When you spot the word "files" in a line of the data below, copy that line.

*** The records Section Begins ***

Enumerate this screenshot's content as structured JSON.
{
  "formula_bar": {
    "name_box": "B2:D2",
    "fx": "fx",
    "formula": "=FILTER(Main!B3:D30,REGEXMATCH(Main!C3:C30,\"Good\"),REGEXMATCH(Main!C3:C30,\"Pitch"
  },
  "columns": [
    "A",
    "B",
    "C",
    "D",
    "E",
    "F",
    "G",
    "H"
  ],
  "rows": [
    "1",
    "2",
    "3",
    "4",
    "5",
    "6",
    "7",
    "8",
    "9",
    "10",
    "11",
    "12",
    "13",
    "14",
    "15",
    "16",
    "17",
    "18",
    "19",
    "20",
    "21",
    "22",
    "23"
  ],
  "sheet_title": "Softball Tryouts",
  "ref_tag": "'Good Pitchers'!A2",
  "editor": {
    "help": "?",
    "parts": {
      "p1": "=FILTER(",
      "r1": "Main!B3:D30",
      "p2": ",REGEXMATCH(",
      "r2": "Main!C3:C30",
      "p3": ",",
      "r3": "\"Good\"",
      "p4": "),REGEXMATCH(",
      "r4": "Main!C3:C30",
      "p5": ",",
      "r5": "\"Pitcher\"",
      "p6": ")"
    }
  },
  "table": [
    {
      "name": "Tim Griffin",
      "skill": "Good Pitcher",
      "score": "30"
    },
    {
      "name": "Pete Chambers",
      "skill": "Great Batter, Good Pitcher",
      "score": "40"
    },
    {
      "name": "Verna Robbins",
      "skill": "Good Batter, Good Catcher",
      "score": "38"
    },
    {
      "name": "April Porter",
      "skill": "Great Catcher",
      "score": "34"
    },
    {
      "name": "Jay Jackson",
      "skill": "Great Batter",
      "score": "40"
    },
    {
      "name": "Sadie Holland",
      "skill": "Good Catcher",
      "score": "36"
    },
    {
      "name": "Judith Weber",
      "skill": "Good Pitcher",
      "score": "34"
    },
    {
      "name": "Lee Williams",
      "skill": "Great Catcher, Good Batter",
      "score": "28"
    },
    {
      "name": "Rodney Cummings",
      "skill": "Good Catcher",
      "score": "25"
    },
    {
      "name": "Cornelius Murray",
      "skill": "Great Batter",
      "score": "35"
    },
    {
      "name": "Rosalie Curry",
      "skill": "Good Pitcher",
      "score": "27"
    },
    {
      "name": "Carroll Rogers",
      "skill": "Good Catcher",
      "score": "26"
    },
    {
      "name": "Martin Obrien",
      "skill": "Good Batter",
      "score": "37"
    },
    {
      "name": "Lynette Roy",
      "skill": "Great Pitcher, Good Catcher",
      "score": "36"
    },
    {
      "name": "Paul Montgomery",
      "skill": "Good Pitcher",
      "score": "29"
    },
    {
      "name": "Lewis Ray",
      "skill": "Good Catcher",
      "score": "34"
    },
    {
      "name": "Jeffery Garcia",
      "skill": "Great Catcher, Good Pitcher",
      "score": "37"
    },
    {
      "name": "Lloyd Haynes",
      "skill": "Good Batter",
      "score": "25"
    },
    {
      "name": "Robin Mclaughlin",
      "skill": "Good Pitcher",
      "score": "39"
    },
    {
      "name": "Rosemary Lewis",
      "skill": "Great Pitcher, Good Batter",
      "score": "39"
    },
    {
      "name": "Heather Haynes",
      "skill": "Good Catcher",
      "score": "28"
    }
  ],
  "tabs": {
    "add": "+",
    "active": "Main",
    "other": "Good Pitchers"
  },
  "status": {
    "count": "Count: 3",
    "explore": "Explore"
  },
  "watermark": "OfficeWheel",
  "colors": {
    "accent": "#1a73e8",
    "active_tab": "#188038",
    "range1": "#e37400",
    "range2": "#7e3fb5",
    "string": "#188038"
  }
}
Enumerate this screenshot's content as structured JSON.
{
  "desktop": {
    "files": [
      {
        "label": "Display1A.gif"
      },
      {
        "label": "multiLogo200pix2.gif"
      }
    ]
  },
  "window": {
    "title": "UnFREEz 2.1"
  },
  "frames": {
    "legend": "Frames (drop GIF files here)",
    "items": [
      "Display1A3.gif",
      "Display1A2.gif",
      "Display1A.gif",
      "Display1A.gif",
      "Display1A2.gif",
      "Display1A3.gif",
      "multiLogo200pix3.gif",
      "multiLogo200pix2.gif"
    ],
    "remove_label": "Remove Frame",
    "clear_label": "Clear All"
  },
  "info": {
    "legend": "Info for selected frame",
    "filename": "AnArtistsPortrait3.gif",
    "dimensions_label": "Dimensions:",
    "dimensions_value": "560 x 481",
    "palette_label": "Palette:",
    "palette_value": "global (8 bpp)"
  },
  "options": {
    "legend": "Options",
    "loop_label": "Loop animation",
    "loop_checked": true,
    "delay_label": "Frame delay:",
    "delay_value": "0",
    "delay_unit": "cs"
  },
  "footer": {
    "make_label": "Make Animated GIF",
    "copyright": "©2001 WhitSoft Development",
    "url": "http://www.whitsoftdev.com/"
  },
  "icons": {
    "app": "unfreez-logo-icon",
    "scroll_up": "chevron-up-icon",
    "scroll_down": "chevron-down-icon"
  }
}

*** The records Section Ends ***

# Output for this exercise
    "files": [
    "legend": "Frames (drop GIF files here)",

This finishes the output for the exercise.